=== Section Start ===
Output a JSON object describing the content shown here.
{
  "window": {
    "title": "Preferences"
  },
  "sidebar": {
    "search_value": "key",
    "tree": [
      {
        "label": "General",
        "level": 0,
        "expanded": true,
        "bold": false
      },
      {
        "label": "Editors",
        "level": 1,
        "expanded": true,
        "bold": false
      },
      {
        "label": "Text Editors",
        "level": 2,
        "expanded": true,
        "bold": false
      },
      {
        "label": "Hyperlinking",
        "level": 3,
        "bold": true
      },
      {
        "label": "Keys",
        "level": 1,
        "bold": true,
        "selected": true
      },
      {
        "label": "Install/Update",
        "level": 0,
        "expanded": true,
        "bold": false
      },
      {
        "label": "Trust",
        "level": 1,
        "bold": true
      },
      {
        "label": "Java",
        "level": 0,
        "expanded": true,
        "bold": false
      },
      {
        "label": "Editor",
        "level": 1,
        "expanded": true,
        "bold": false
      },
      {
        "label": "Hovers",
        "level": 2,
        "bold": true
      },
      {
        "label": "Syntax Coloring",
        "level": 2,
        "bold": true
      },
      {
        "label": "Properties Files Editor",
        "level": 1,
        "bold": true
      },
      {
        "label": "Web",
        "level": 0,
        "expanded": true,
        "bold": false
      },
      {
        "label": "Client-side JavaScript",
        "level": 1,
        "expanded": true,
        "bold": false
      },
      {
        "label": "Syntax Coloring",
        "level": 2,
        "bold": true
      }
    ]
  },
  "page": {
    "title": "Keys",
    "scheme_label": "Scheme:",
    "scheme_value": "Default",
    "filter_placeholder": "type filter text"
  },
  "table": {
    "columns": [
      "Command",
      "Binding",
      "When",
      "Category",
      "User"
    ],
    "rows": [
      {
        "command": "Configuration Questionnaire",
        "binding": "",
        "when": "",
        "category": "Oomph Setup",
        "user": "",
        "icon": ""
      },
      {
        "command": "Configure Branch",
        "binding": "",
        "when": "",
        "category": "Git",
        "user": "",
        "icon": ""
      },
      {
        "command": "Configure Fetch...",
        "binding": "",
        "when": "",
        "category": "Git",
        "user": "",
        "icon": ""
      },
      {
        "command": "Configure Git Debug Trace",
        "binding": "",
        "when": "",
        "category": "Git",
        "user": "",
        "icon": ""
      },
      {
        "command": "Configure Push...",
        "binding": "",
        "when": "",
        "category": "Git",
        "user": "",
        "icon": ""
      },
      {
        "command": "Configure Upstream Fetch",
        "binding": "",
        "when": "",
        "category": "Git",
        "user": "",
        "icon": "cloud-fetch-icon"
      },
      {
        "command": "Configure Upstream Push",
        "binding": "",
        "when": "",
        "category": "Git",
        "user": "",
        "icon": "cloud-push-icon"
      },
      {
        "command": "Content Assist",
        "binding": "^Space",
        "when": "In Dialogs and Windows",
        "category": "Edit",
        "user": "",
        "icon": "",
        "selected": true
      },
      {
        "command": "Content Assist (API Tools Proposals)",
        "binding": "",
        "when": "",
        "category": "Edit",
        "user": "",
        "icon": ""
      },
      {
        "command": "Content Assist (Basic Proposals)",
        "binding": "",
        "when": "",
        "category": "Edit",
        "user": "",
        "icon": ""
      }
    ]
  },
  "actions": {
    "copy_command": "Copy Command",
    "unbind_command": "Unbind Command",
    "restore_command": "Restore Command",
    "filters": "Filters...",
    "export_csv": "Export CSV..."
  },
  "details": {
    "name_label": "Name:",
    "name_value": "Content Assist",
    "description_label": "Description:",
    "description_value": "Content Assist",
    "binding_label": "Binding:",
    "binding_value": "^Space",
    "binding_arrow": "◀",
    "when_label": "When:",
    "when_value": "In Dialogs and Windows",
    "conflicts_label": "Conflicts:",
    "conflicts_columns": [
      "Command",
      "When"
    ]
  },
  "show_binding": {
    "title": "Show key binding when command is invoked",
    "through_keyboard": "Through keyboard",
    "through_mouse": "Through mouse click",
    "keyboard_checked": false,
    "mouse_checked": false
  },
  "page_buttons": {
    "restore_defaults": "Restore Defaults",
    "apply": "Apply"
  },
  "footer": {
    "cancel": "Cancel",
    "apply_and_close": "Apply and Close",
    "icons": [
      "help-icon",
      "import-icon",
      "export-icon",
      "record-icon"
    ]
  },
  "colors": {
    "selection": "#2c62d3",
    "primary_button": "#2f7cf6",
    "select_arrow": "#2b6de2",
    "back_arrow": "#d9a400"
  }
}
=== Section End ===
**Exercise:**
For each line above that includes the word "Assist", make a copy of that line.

**Written answer:**
        "command": "Content Assist",
        "command": "Content Assist (API Tools Proposals)",
        "command": "Content Assist (Basic Proposals)",
    "name_value": "Content Assist",
    "description_value": "Content Assist",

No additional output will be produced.